[Opening ENTRIES SHOWN section]

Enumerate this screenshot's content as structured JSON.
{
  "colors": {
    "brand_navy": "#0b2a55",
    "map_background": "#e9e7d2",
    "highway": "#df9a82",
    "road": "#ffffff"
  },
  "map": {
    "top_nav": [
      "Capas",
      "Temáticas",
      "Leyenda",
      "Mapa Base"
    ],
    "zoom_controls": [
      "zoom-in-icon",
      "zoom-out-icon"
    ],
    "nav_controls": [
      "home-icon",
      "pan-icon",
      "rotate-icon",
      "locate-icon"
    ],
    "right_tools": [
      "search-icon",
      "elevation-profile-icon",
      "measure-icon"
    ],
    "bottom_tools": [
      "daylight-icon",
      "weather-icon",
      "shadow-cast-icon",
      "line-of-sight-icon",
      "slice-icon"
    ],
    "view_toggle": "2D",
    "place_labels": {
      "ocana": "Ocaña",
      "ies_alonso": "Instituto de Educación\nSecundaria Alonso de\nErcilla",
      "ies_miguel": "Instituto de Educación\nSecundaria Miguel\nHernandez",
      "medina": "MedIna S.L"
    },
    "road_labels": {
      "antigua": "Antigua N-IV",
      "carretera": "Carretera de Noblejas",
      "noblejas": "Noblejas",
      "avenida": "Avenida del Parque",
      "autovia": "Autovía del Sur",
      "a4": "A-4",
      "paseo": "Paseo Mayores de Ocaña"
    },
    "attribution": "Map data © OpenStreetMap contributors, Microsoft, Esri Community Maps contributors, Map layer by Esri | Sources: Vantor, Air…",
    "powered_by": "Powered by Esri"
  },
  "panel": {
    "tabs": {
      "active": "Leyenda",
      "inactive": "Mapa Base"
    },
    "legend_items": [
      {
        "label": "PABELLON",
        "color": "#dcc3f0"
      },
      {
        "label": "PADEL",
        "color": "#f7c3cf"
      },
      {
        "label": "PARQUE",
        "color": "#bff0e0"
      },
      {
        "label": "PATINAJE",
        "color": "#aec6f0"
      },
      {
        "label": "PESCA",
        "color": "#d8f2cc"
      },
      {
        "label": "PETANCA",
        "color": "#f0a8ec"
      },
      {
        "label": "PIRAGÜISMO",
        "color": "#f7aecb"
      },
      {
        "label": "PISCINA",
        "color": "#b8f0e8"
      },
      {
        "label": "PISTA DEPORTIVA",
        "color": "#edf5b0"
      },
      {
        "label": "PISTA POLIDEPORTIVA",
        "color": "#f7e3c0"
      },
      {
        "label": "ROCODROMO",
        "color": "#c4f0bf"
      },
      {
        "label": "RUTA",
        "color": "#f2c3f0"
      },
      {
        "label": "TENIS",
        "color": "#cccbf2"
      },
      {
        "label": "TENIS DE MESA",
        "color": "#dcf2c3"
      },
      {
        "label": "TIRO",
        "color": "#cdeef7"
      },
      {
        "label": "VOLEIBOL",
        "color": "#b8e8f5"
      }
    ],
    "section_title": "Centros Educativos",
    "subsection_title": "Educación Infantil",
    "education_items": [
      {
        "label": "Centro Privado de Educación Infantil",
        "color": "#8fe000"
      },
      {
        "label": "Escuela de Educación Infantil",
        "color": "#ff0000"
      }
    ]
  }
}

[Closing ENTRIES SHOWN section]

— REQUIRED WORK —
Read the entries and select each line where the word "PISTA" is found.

— SOLVED PROBLEM —
        "label": "PISTA DEPORTIVA",
        "label": "PISTA POLIDEPORTIVA",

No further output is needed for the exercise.